Local blogger Katie Allison Granju is asking about car seats. Her newish baby is growing too big for what she refers to as the baby bucket, and she's interested in reader opinions about the next seat.
Child safety seats always remind me of growing up and the seats we had when I was a child. Born in the early seventies, I'm a product of that era before seat belt laws and mandatory safety seats for children based on age and weight.
If I remember correctly, my mother told me once about the seats her children rode home in as newborns, a laundry basket lined with blankets, probably crammed safely on the floor between the front seats. My brother can comment and point out how wrong my memory may be or possibly add some color commentary.
After the van broke down for the last time we rode for a few years in a Volkswagen Beetle. We had to look like the clown car family as we arrived at church and proved that you actually could fit eight or nine people in a VW Beetle. Sometime after this we moved up to a large sedan, Ford LTD, then on to a full size station wagon.
Smaller brothers sat on older brother's laps while the middle brothers got to perch on the front of the seat, kind of like staggering horizontally stacked butts. The youngest brother generally got to stand in the middle of the front seat until he was too big to stand. The nearly youngest brother would sometimes ride in the rear area beneath the rear window. The station wagon was great, but I don't remember often using the rear most seat as there was much more room if we left the seat down and just sat in the space at the back on top of the folded down seat.
Seat belts I remember as those filthy things crammed down into the seats, those things we sometimes had to pull out of the way as we searched down in the crack between the seat back and the seat itself. Once we'd retrieved our pencil or quarter or whatever, we'd cram the seat belts back down into the crack. The closest I remember coming to a seat belt for many years was, when sitting in the front seat, my mother's arm thrown out in front of us as she came to a quick stop.

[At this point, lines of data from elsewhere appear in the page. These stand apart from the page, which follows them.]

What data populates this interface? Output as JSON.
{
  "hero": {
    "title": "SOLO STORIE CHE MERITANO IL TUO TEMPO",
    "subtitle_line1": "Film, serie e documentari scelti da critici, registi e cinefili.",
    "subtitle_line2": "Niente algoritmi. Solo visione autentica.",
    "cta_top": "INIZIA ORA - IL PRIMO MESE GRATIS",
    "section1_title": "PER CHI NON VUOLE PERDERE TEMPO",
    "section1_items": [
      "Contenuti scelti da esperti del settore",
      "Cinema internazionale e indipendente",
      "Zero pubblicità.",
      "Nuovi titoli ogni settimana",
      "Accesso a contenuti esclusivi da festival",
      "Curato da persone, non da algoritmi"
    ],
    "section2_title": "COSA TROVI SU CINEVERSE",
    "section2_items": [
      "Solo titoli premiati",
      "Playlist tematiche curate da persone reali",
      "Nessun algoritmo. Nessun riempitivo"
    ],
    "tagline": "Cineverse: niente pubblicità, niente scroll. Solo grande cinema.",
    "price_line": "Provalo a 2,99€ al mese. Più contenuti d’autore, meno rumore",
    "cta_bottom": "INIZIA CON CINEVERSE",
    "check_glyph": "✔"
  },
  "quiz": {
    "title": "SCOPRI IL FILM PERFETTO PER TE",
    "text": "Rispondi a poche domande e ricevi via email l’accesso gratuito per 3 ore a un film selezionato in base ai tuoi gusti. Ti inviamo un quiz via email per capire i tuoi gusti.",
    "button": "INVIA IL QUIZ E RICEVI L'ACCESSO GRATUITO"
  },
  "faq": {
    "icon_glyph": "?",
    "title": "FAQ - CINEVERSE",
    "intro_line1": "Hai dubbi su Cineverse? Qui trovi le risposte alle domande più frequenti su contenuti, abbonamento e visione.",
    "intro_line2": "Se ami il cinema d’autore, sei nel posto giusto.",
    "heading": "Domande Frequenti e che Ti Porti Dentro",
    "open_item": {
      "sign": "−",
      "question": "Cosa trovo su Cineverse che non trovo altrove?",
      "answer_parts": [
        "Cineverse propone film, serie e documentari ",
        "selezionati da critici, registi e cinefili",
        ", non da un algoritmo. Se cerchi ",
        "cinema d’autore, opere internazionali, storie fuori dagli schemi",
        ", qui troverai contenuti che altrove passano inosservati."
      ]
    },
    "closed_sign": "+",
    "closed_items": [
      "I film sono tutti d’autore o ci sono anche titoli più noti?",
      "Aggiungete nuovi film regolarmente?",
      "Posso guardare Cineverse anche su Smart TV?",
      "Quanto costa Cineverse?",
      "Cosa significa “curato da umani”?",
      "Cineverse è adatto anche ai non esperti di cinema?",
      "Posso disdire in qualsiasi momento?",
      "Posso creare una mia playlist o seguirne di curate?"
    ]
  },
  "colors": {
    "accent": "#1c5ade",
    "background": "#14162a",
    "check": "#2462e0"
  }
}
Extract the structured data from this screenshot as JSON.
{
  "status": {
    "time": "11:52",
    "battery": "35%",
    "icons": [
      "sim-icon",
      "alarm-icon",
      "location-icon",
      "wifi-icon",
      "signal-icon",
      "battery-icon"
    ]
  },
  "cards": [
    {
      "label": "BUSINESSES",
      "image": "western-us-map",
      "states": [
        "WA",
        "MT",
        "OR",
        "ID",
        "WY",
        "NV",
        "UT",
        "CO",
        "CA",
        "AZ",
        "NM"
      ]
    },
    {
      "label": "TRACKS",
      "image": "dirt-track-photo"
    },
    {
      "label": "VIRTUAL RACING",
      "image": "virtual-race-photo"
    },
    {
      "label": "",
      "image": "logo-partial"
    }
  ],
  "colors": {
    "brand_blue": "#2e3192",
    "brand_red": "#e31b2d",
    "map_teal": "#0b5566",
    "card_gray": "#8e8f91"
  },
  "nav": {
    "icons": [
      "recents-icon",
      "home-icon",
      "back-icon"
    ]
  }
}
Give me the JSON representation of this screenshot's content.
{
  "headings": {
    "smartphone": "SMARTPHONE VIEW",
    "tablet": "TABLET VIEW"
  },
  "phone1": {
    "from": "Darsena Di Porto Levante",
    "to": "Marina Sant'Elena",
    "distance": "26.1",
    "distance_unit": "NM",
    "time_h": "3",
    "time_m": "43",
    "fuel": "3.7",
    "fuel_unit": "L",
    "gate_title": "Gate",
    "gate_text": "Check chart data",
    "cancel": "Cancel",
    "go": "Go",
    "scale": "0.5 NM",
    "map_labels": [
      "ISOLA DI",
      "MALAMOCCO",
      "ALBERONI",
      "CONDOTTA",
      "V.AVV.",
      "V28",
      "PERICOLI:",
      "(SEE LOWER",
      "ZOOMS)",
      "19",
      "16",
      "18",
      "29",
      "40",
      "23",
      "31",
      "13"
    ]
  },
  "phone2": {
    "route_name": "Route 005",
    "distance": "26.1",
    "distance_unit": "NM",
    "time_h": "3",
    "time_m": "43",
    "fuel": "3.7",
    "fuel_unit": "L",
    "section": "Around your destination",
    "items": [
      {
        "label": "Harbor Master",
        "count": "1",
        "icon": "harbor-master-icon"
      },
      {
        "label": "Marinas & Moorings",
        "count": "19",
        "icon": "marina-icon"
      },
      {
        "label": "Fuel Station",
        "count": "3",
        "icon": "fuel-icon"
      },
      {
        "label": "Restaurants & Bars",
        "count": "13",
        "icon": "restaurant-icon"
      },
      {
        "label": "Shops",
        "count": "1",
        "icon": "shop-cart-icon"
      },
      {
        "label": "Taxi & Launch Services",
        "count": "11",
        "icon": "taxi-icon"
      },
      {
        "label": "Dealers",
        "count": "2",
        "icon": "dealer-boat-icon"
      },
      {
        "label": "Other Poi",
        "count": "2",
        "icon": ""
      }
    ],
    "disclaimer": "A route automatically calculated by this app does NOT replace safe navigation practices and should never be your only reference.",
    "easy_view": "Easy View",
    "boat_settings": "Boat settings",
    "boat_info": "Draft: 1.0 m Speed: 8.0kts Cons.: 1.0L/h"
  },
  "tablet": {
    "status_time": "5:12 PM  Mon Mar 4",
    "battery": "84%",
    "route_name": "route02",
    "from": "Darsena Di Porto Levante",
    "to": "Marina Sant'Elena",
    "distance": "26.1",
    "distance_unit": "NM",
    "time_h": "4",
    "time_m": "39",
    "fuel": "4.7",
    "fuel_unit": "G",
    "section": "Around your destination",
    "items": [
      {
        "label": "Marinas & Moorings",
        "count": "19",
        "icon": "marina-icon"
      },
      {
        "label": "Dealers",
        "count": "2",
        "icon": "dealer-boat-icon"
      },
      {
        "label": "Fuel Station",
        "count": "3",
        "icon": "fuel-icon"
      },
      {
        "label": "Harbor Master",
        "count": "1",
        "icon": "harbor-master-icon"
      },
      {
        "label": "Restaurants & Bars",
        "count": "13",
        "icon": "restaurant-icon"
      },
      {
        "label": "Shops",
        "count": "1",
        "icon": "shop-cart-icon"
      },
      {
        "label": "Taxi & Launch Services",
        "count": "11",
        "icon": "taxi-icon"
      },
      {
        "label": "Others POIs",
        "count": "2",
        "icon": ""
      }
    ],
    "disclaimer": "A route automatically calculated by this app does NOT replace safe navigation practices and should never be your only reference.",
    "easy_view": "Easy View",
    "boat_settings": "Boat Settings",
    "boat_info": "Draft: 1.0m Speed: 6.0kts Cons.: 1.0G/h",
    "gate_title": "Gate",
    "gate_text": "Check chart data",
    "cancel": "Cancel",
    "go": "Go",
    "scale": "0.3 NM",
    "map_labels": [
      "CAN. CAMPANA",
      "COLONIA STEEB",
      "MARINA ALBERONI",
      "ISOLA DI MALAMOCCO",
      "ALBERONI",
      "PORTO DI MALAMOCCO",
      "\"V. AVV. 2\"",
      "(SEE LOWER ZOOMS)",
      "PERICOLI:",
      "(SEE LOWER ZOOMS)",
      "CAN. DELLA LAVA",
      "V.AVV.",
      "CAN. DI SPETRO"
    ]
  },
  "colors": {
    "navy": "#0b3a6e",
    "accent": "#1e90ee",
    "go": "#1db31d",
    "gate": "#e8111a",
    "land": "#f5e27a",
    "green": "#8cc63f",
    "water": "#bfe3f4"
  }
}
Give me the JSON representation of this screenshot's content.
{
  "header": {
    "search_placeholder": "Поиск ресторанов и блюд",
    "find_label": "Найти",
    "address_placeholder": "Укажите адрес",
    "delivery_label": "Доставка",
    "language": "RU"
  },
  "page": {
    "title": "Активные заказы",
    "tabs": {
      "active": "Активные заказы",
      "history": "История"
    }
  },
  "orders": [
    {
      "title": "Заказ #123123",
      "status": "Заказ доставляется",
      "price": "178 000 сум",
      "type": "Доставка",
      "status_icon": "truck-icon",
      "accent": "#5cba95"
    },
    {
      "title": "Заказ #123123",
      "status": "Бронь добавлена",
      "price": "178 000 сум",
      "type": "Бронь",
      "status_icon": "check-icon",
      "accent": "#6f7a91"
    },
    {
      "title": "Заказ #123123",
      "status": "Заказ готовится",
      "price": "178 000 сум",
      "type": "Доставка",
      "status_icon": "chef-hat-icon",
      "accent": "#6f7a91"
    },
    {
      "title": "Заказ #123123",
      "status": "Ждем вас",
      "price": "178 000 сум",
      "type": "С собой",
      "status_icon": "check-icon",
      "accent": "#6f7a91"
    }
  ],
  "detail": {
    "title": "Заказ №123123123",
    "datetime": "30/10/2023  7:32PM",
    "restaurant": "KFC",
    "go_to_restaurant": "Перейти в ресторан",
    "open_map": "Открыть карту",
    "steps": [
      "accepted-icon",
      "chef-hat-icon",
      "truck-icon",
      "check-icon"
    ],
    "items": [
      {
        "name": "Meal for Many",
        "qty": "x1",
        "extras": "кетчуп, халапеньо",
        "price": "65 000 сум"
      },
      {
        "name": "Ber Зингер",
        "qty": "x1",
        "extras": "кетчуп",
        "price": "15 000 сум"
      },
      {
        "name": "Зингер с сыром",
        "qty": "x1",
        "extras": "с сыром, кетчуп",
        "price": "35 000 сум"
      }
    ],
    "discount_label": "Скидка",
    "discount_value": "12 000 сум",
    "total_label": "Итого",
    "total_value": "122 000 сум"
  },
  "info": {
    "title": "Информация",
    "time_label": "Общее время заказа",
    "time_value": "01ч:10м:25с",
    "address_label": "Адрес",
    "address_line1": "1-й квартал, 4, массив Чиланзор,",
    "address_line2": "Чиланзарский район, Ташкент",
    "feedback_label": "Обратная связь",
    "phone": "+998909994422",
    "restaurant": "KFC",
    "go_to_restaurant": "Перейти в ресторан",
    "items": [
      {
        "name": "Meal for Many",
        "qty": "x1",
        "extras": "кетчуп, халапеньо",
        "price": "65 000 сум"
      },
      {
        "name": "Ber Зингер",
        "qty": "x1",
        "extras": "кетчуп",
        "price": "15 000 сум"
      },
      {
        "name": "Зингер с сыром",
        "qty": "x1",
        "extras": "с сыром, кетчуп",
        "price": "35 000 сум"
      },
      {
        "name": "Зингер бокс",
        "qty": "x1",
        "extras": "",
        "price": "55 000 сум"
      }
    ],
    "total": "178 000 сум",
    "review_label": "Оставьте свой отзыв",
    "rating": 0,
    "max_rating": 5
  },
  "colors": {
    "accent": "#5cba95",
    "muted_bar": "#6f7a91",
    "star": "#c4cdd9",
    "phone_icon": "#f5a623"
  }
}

I'm not waxing poetic about those heady and carefree days of yon. I'm completely fine with the fact that my children are safer in the event of an accident. Most of the time I've been driving there have been seat belt laws in effect, and all the time that I've had children there have been laws mandating that they be safely buckled in.
It's fine, good in fact, and I'm quite beyond being used to it. It's an ingrained habit to not even put the car in gear till I've made sure that all passengers are safely buckled in, and I've even taught the boys to alert me if I happen to forget and the car begins to move before they've gotten their seat belts buckled. And even through all that, it's also somehow an ingrained habit to throw my arm up sometimes when making a quick stop. It's just one more thing my mother has given me.